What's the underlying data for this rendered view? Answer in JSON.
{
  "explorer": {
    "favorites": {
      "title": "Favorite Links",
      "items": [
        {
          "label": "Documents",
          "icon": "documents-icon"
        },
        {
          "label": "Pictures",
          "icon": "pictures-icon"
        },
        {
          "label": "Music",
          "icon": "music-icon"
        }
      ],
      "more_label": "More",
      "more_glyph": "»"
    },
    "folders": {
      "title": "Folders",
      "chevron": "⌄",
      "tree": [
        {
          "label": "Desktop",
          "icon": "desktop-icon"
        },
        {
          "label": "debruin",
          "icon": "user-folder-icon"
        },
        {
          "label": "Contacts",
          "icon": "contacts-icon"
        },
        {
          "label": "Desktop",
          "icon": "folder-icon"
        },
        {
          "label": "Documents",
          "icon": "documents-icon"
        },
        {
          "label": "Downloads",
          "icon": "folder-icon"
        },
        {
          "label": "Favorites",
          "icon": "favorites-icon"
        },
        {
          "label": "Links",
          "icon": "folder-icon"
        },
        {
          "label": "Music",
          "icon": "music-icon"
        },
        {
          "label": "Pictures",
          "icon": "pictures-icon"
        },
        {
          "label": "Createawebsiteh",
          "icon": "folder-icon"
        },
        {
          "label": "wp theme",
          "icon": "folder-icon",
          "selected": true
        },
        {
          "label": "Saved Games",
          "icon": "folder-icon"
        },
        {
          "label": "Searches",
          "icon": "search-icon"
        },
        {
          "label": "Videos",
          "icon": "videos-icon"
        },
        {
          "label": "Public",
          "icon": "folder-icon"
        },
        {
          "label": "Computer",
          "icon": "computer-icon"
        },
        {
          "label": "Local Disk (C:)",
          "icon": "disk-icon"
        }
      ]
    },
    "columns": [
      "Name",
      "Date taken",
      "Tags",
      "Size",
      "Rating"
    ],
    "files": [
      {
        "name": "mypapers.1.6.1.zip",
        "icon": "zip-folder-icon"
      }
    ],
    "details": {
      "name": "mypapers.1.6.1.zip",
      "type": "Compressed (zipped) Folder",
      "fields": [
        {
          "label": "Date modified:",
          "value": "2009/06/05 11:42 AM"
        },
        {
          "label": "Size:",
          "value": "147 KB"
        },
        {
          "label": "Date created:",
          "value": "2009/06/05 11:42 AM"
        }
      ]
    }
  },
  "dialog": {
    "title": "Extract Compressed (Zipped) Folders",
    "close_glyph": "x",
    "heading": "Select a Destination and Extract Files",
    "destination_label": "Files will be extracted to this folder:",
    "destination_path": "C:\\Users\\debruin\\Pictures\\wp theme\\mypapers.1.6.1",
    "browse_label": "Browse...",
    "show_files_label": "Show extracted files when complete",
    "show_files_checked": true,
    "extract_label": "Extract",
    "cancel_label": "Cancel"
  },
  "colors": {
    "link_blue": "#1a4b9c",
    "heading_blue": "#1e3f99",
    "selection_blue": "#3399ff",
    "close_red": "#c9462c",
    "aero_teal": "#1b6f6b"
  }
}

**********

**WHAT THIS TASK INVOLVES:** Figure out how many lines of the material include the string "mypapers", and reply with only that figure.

**SOLVED PROBLEM:** 3